> **YOUR ASSIGNMENT**: Your task is to repeat the entries below exactly and to leave their images out.

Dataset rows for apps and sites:
* * * * * * * * *
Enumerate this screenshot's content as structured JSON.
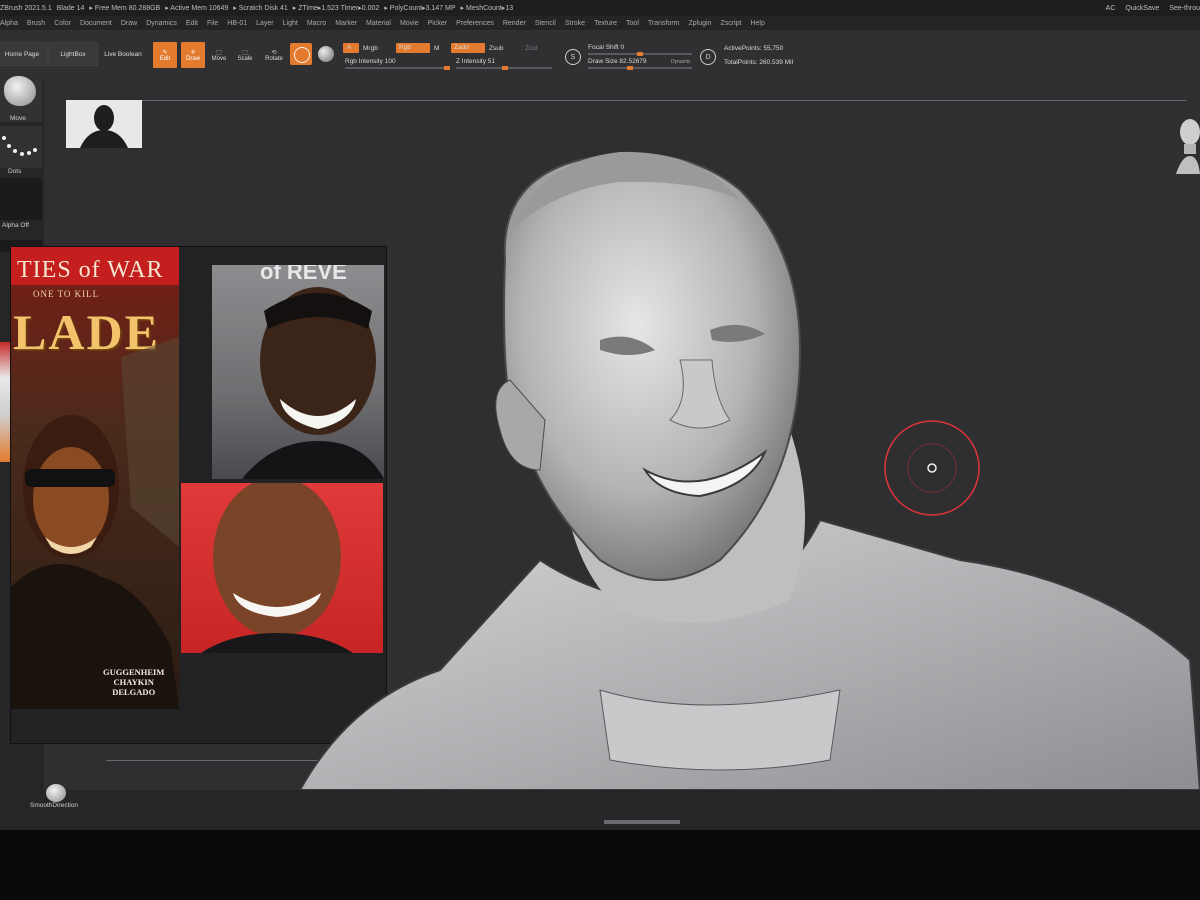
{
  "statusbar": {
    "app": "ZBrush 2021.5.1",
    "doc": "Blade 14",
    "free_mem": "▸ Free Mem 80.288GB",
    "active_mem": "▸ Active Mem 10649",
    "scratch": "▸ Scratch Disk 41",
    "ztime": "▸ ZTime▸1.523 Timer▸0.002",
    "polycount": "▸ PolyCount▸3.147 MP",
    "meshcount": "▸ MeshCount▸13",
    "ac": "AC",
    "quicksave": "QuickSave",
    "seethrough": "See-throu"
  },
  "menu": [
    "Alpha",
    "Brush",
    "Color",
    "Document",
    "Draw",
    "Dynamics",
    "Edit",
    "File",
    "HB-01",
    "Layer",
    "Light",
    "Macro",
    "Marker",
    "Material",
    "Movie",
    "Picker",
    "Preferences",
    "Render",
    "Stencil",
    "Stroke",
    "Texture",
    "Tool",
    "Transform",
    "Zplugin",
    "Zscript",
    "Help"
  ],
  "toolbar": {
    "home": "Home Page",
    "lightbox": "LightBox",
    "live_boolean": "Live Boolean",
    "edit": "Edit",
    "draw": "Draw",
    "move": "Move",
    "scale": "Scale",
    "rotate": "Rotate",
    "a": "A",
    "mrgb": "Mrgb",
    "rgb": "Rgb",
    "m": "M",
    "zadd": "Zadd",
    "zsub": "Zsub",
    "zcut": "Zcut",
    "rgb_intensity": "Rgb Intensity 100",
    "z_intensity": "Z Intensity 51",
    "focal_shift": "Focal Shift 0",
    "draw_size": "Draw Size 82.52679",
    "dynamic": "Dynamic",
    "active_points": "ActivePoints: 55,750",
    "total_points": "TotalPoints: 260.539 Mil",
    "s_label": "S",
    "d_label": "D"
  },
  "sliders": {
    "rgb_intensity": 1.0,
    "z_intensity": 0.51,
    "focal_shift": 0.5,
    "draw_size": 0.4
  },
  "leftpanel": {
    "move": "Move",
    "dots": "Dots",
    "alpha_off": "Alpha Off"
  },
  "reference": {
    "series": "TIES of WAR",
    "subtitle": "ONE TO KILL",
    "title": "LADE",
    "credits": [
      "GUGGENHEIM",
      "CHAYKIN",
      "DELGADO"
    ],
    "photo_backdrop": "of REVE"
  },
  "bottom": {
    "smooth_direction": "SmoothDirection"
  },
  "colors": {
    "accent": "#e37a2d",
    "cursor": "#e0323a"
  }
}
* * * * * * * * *
> **COMPLETED TASK**:
Enumerate this screenshot's content as structured JSON.
{
  "statusbar": {
    "app": "ZBrush 2021.5.1",
    "doc": "Blade 14",
    "free_mem": "▸ Free Mem 80.288GB",
    "active_mem": "▸ Active Mem 10649",
    "scratch": "▸ Scratch Disk 41",
    "ztime": "▸ ZTime▸1.523 Timer▸0.002",
    "polycount": "▸ PolyCount▸3.147 MP",
    "meshcount": "▸ MeshCount▸13",
    "ac": "AC",
    "quicksave": "QuickSave",
    "seethrough": "See-throu"
  },
  "menu": [
    "Alpha",
    "Brush",
    "Color",
    "Document",
    "Draw",
    "Dynamics",
    "Edit",
    "File",
    "HB-01",
    "Layer",
    "Light",
    "Macro",
    "Marker",
    "Material",
    "Movie",
    "Picker",
    "Preferences",
    "Render",
    "Stencil",
    "Stroke",
    "Texture",
    "Tool",
    "Transform",
    "Zplugin",
    "Zscript",
    "Help"
  ],
  "toolbar": {
    "home": "Home Page",
    "lightbox": "LightBox",
    "live_boolean": "Live Boolean",
    "edit": "Edit",
    "draw": "Draw",
    "move": "Move",
    "scale": "Scale",
    "rotate": "Rotate",
    "a": "A",
    "mrgb": "Mrgb",
    "rgb": "Rgb",
    "m": "M",
    "zadd": "Zadd",
    "zsub": "Zsub",
    "zcut": "Zcut",
    "rgb_intensity": "Rgb Intensity 100",
    "z_intensity": "Z Intensity 51",
    "focal_shift": "Focal Shift 0",
    "draw_size": "Draw Size 82.52679",
    "dynamic": "Dynamic",
    "active_points": "ActivePoints: 55,750",
    "total_points": "TotalPoints: 260.539 Mil",
    "s_label": "S",
    "d_label": "D"
  },
  "sliders": {
    "rgb_intensity": 1.0,
    "z_intensity": 0.51,
    "focal_shift": 0.5,
    "draw_size": 0.4
  },
  "leftpanel": {
    "move": "Move",
    "dots": "Dots",
    "alpha_off": "Alpha Off"
  },
  "reference": {
    "series": "TIES of WAR",
    "subtitle": "ONE TO KILL",
    "title": "LADE",
    "credits": [
      "GUGGENHEIM",
      "CHAYKIN",
      "DELGADO"
    ],
    "photo_backdrop": "of REVE"
  },
  "bottom": {
    "smooth_direction": "SmoothDirection"
  },
  "colors": {
    "accent": "#e37a2d",
    "cursor": "#e0323a"
  }
}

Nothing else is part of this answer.